Extracted records:
-.-.-

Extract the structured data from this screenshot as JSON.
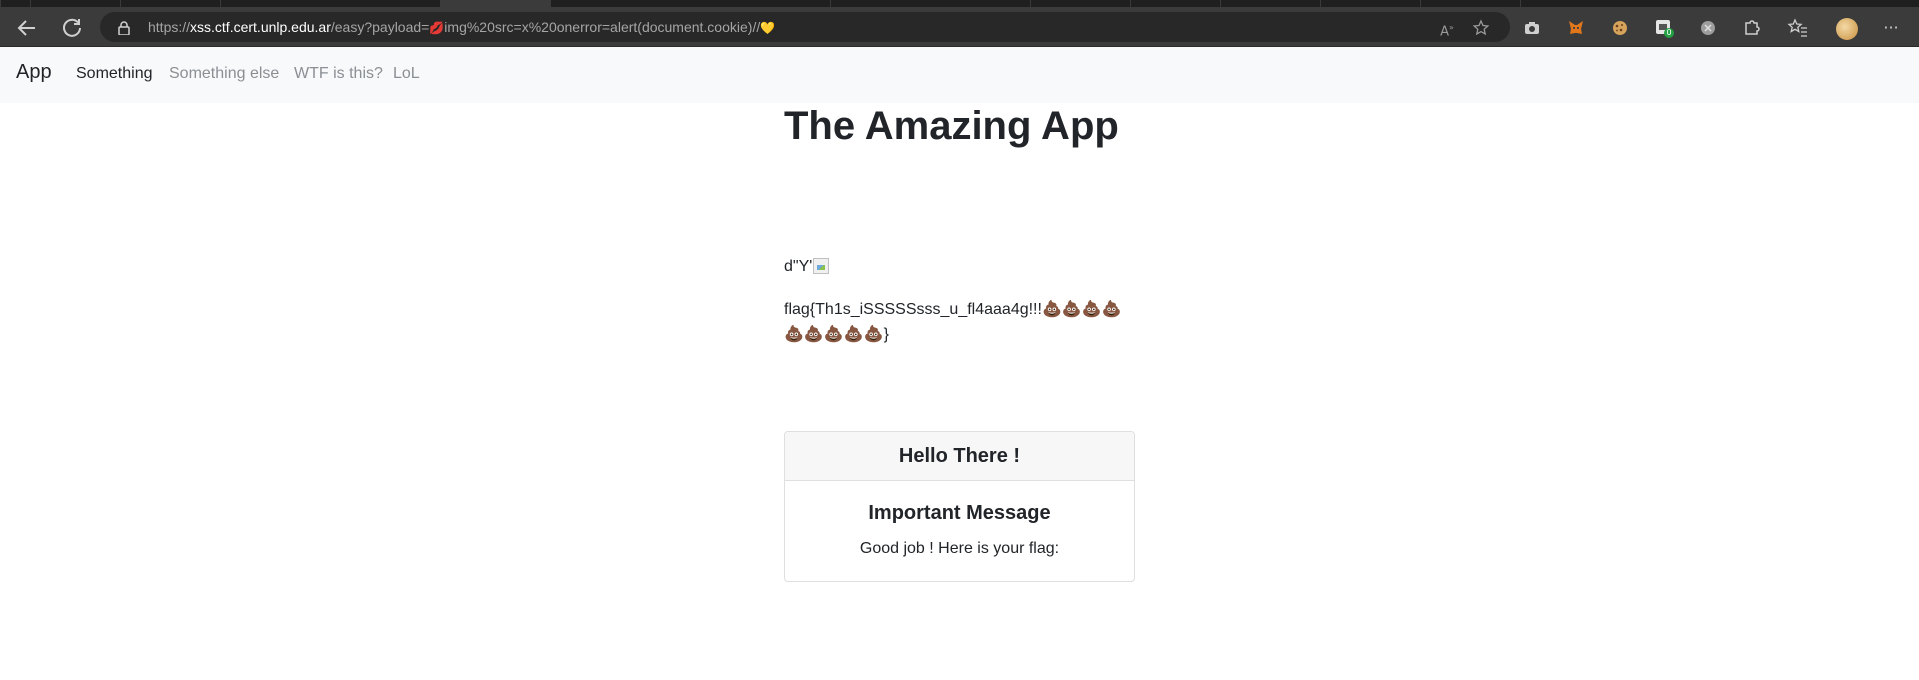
{
  "browser": {
    "url_prefix": "https://",
    "url_host": "xss.ctf.cert.unlp.edu.ar",
    "url_path_start": "/easy?payload=",
    "url_emoji_open": "💋",
    "url_path_end": "img%20src=x%20onerror=alert(document.cookie)//",
    "url_emoji_close": "💛",
    "extension_badge": "0",
    "icons": {
      "back": "back-arrow-icon",
      "refresh": "refresh-icon",
      "lock": "lock-icon",
      "read_aloud": "read-aloud-icon",
      "add_favorite": "add-favorite-icon",
      "camera": "camera-icon",
      "fox": "metamask-fox-icon",
      "cookie": "cookie-icon",
      "ext_badge": "extension-badge-icon",
      "ext_grey": "extension-grey-icon",
      "extensions": "puzzle-extensions-icon",
      "favorites": "favorites-icon",
      "profile": "profile-avatar",
      "more": "more-menu-icon"
    }
  },
  "navbar": {
    "brand": "App",
    "links": [
      "Something",
      "Something else",
      "WTF is this?",
      "LoL"
    ]
  },
  "main": {
    "title": "The Amazing App",
    "payload_text": "d\"Y'",
    "flag_text": "flag{Th1s_iSSSSSsss_u_fl4aaa4g!!!💩💩💩💩💩💩💩💩💩}"
  },
  "card": {
    "header": "Hello There !",
    "title": "Important Message",
    "text": "Good job ! Here is your flag:"
  },
  "colors": {
    "chrome_bg": "#3b3b3b",
    "addressbar_bg": "#282828",
    "navbar_bg": "#f8f9fa",
    "text": "#212529",
    "muted_link": "#8a8f94"
  }
}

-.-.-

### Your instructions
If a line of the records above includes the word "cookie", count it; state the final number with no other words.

### Result for this exercise
2